HALO - Case Study


Our relationship with 343 Industries began in 2011, when the team first approached us to create animated backstories for the release of Halo: Combat Evolved Anniversary. Since this first collaboration, we've established a trusting and collaborative relationship across nearly twenty individual projects in the epic
Halo canon.

The content has ranged from DVD box art, to in-game cinematics, to a feature-length film, and more. The scope of work we've been entrusted with over the years has provided us a unique opportunity to find our stylistic place within this storied universe. This case study will explore the evolution of our Halo work to date, highlighting some of the accomplishments we're most proud of, and the challenges and successes along the way.



Halo: Combat Evolved Anniversary was released on the ten-year anniversary of the original title, and came with an array of special features and enhancements. We were brought on to animate backstory snippets, unlocked by accessing Terminals within the game, that had previously been text-only.

Creating these backstories proved to be a challenging artistic endeavour - we had to develop a visual style that felt like it belonged within this established universe, without competing with gameplay visuals or being photo-real. We ended up with animations that felt like concept art brought to life, which resonated with gamers and felt contextually appropriate to this kind of storytelling. 

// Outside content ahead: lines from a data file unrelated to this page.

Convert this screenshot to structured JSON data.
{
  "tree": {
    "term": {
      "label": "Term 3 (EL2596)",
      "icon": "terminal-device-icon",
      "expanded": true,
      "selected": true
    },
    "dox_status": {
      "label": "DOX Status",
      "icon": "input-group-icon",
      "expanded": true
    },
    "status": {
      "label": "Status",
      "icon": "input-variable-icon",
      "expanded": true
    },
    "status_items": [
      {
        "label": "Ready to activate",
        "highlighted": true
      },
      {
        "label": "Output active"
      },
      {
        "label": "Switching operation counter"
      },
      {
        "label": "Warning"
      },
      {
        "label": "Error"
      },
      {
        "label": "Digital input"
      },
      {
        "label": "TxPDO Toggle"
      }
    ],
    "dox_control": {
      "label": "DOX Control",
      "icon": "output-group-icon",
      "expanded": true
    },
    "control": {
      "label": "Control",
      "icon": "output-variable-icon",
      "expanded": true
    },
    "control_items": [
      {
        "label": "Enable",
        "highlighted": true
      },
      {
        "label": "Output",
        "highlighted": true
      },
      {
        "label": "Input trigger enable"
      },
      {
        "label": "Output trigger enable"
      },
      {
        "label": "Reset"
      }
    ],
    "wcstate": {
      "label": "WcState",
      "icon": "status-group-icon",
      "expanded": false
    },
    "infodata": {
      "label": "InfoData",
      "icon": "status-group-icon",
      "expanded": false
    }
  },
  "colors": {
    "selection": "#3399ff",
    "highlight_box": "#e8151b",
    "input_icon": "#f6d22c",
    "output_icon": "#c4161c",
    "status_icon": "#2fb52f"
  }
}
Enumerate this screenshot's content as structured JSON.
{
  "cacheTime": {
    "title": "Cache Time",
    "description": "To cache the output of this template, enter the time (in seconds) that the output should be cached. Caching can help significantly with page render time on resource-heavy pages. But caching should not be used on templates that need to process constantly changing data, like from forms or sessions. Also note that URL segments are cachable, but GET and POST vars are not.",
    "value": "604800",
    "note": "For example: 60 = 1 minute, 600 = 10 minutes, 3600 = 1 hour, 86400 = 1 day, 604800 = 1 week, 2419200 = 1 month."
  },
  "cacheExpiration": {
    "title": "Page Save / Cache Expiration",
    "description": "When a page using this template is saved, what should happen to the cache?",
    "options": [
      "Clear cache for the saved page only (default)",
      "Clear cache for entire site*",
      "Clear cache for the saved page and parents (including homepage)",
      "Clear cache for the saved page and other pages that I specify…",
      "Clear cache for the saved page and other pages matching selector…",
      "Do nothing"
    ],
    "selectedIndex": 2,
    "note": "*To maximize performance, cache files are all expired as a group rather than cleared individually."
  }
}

To date, we have created Terminal backstory animations for Halo: CEA, Halo 4, and the re-master of Halo 2 (released as part of The Master Chief Collection), and the audience reception has been overwhelmingly positive: fans have independently compiled and shared the content online to the tune of over 5 million views on YouTube alone. 

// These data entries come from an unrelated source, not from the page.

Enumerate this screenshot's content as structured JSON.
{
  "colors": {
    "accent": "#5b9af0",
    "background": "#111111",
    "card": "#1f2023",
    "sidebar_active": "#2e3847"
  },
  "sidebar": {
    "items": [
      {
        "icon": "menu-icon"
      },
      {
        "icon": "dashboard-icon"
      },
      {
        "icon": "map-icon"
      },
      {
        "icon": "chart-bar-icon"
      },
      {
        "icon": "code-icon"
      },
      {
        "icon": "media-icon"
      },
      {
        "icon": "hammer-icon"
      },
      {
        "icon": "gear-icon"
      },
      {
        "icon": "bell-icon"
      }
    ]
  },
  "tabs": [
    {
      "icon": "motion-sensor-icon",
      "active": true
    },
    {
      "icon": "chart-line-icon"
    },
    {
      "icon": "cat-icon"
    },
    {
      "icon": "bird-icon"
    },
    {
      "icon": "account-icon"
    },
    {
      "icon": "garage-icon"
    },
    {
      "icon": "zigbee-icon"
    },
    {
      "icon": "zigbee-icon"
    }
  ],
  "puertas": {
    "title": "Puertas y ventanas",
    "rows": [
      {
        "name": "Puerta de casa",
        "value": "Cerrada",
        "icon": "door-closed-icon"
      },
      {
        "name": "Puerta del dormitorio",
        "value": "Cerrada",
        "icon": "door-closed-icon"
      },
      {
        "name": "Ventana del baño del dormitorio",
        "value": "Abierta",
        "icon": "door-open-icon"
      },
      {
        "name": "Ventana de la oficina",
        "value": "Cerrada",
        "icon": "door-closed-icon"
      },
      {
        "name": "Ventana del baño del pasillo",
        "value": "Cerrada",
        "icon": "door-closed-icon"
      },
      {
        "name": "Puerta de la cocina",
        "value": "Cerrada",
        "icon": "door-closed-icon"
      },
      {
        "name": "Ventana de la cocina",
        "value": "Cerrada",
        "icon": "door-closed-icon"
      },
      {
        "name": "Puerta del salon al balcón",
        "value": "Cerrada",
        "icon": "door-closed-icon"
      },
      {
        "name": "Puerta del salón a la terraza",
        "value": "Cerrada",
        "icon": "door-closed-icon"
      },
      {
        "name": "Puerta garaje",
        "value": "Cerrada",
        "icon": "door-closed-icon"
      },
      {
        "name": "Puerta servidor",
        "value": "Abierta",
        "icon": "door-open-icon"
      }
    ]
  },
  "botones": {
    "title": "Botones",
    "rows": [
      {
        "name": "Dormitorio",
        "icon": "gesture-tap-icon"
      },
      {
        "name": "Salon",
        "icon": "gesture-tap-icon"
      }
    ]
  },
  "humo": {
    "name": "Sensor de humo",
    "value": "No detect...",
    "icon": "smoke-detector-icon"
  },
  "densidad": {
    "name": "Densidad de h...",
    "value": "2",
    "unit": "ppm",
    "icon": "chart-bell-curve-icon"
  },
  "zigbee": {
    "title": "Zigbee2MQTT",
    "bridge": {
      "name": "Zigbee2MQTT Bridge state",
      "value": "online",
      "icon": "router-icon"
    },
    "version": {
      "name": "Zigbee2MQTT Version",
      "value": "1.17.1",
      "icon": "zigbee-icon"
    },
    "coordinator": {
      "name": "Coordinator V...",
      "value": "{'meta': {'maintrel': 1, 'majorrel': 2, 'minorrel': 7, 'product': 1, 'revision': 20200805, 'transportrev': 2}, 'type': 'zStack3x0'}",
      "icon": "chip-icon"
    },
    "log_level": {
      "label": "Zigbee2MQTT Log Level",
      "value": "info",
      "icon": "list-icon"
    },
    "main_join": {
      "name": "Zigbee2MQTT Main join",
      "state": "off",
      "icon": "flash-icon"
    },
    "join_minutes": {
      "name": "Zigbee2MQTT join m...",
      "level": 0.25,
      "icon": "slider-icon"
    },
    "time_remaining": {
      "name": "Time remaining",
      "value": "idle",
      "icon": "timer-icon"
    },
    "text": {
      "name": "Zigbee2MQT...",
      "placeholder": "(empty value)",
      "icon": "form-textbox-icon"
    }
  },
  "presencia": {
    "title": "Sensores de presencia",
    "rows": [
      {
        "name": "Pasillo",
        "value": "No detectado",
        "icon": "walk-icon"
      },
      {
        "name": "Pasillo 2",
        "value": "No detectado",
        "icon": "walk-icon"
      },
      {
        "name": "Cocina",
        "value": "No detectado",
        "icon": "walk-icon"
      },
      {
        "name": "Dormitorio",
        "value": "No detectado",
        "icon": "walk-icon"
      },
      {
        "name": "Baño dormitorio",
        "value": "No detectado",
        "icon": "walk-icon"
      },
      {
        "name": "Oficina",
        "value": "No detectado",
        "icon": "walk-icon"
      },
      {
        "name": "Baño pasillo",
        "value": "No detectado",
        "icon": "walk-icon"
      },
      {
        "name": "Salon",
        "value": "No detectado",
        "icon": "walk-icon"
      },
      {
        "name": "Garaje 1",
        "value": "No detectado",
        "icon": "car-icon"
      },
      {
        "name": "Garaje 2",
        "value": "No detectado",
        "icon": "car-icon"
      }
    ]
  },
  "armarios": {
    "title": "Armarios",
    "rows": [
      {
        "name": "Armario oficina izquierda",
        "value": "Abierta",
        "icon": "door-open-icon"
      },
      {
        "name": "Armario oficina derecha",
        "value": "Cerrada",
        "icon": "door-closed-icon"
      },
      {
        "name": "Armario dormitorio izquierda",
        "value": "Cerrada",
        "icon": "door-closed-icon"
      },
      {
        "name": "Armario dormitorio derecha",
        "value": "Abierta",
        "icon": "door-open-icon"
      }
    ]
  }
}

Like the Terminal animations, much of our storytelling within the Halo universe has involved conceptualizing or reimagining fantastical ancient worlds that haven’t been seen before. Notably, our 65-minute feature, Halo: The Fall of Reach, which tells the origin story of John-117 (aka Master Chief), required a great deal of this kind of thoughtful interpretation.

With a timeline of six months from start to finish, our team was tasked with adapting the original Fall of Reach novel (a prequel to Halo: Combat Evolved) including script writing, character design, 3D environment builds, sound design, and everything in between. The film was originally intended to be a free giveaway, but became a standalone piece of content, streaming on Netflix and sold on Blu-Ray.



For this project in particular, we had to be just as innovative with our workflow as our creative. For instance, in our early stages of development, we planned to paint unique lighting into each shot - but due to our compressed timeline, we came up with another idea to ensure we could still achieve our desired look and feel: the comp team did the majority of the show’s lighting using normal passes. Working with diffuse, ambient occlusion, depth and normal passes from Maya, compositors set the tone of each shot using light, shade
and depth. 

Beginning with a slap comp consisting of diffuse layers, compositors used Stefan Minning’s Normality plugin (for After Effects) along with the normals pass to create a number of different lighting layers, depending on the shot. These passes were then layered on top of the diffuse pass, mimicking the lighting conditions of the background environment. Once lighting was established, the characters and background were colour corrected based on the concept art to maintain consistency across multiple shots. Final touches such as depth of field, motion blur and any camera effects were then added before rendering and sending to the editor to cut into the show.



We feel an immense sense of accountability to do justice to the storied Halo universe with each piece of content we create, which has involved a great deal of careful research and thoughtful design on our part. Halo fans are, to say the least, very knowledgeable, having developed an exhaustive online encyclopedia (Halopedia) and countless fan sites that delve into every aspect of the universe. Given this level of hardcore fandom, and the fact that we ourselves are Halo fans, we have worked diligently with 343 over all our projects to ensure we are telling enriching stories that don’t interfere or conflict with existing content.


Ultimately, our work is about helping people tell their stories in a more in-depth way, across many different mediums. From in-game cinematics to original artwork to a feature film, the team has been steadfast in our commitment to protecting the integrity of the Halo property. 

This would not have been possible if we had not been working alongside such a talented and capable team at 343. We have an established, long-standing partnership with these awesome people, who work tirelessly to make Halo more than just a game, but a mythology that its players can actively engage with even when away from their games console.